AIM OF THE EXERCISE ::
What is the number of lines in the entries that contain the word "JSON"? Reply with that number only.

EXTRACTED DATA ::
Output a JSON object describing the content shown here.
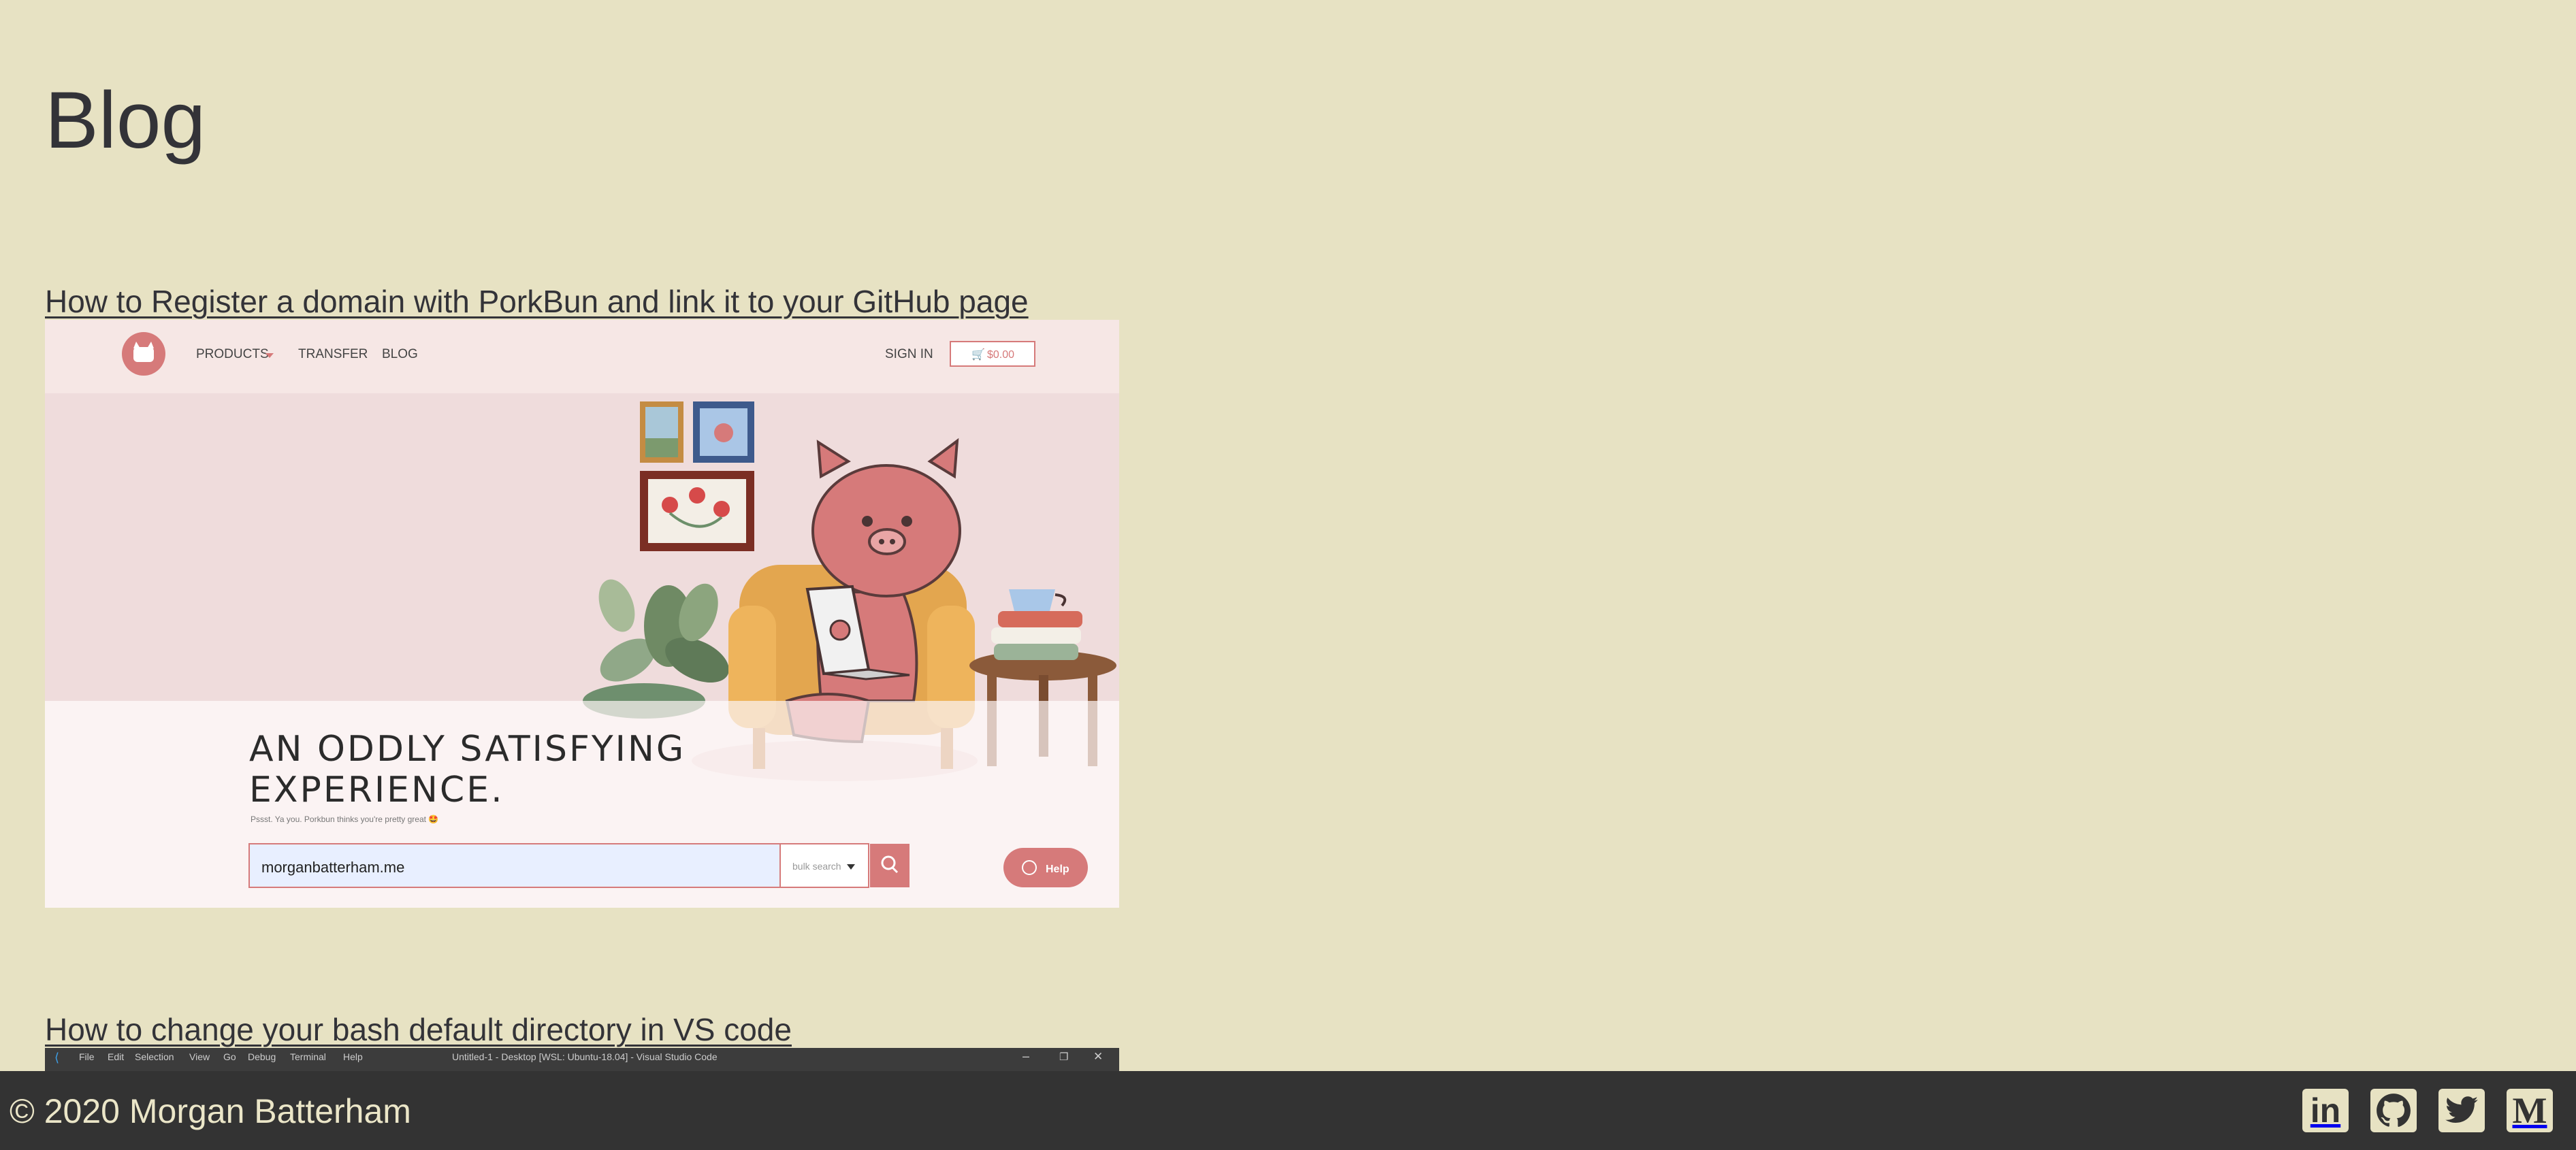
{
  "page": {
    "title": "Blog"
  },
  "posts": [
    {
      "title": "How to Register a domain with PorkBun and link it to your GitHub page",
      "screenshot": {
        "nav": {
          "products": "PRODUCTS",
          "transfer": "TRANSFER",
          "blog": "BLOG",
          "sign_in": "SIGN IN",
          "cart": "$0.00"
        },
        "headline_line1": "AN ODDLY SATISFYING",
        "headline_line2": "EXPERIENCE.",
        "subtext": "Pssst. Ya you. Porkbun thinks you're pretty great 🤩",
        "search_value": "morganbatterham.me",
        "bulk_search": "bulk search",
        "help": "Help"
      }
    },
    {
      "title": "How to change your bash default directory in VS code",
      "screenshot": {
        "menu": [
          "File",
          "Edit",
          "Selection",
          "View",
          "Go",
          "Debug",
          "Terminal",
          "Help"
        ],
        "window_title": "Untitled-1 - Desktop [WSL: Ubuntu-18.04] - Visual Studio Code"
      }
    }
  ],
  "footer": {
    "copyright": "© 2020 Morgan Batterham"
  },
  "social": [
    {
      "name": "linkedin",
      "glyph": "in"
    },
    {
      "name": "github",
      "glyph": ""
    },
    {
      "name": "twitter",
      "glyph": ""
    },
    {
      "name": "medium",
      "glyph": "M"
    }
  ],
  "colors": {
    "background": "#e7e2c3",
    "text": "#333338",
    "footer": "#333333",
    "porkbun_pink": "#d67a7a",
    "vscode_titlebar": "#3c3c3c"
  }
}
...
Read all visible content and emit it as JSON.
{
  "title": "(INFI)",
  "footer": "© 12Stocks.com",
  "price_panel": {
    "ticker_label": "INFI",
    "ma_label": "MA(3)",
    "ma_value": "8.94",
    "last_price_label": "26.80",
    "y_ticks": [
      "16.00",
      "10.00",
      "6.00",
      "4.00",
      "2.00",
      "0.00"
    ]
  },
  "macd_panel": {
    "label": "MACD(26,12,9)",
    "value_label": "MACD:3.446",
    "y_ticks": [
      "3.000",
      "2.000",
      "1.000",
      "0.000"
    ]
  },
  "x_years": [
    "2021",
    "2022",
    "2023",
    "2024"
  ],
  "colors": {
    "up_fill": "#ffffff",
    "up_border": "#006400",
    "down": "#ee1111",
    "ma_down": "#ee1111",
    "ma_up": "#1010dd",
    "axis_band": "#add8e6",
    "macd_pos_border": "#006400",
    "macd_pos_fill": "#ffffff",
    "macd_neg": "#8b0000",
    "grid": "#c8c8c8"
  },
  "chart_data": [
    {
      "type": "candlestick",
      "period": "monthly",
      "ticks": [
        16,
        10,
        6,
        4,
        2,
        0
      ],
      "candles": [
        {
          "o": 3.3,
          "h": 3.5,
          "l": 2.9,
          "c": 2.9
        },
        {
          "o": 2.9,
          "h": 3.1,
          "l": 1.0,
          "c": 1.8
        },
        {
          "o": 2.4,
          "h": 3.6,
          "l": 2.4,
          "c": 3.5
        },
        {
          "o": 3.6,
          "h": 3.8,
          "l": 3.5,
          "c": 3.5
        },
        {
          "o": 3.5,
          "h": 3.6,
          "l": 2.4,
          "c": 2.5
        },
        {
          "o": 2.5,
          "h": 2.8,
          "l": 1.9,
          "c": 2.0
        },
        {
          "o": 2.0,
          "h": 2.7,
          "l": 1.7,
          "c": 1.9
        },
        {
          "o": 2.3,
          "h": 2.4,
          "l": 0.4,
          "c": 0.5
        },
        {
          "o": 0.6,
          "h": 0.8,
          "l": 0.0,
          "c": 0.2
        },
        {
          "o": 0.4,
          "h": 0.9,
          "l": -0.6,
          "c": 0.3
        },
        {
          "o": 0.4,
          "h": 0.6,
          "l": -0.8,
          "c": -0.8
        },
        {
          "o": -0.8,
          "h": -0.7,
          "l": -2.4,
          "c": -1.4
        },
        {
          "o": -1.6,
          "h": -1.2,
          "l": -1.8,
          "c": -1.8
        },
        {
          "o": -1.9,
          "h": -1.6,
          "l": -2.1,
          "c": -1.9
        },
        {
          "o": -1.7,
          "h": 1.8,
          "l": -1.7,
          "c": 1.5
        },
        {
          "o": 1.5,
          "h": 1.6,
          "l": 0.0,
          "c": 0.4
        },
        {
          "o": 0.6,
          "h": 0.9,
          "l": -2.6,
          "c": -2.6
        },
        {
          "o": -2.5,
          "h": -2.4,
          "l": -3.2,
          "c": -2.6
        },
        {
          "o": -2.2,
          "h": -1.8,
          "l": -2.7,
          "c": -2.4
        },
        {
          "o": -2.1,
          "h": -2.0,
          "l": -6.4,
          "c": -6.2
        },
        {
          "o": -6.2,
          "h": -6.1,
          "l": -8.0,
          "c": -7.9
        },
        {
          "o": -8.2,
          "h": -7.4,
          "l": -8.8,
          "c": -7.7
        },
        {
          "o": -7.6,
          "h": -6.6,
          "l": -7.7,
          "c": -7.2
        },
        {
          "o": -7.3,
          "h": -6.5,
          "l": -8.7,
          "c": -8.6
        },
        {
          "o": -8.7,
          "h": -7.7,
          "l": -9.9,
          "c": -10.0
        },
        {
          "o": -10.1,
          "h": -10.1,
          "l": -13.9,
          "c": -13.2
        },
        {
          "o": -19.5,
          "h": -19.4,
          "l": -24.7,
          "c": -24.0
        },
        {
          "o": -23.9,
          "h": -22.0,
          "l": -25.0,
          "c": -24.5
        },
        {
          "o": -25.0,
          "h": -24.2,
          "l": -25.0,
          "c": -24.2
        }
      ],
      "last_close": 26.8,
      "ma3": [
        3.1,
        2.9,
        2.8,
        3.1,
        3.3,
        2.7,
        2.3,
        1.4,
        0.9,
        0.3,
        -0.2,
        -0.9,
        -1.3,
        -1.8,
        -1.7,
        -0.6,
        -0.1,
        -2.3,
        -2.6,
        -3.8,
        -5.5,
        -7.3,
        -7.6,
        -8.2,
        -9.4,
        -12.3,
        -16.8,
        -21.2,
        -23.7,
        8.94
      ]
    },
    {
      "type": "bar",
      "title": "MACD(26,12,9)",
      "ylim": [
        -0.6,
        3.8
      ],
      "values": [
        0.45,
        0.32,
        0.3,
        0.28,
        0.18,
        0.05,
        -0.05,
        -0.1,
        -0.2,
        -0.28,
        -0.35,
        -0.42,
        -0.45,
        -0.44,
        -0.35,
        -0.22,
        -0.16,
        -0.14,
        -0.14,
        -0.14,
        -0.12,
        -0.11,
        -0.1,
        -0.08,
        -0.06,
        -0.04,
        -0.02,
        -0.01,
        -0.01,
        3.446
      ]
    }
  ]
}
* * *
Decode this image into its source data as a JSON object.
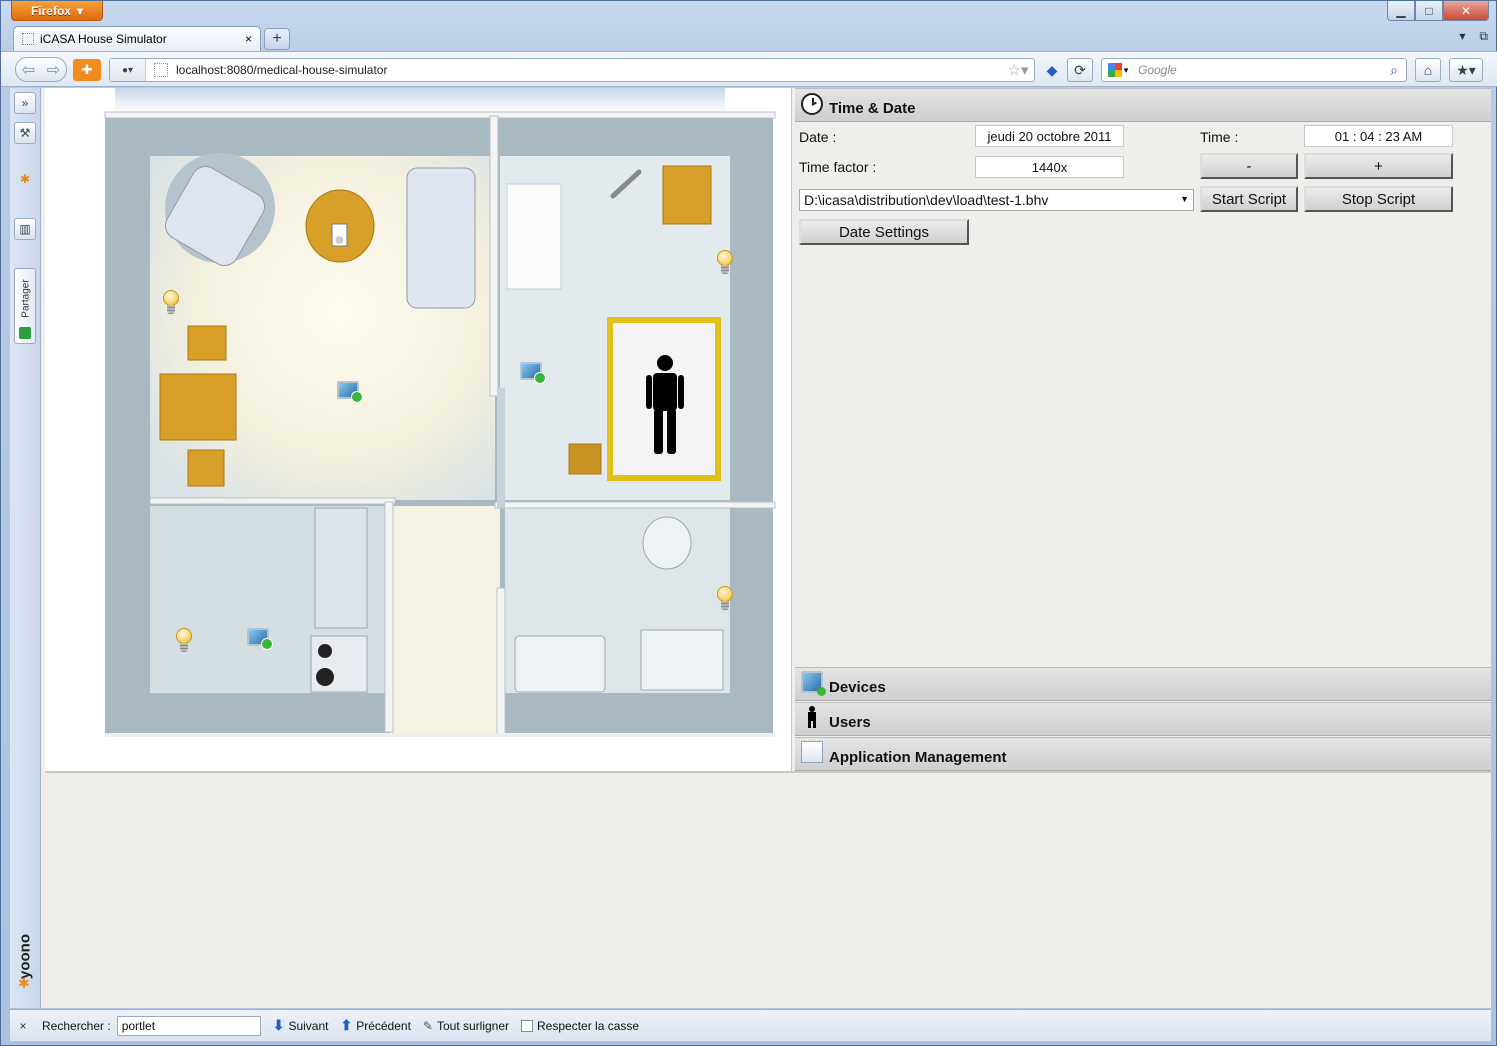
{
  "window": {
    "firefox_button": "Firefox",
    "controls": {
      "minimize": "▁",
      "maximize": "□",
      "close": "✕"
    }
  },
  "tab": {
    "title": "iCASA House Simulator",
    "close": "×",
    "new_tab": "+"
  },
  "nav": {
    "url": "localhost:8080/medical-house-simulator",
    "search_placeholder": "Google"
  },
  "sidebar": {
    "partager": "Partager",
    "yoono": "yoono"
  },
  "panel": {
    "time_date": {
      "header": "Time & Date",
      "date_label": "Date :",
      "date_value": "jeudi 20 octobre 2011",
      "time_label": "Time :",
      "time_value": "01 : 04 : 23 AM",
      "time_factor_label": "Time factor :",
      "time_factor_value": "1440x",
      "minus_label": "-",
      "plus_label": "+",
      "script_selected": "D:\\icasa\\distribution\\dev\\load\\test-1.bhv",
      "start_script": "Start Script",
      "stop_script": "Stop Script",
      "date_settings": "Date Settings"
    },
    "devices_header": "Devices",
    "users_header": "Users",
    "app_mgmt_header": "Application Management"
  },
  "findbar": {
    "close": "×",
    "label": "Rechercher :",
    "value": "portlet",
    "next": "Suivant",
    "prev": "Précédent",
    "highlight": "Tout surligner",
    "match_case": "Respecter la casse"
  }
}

SOLUTION TO THIS TASK ::
3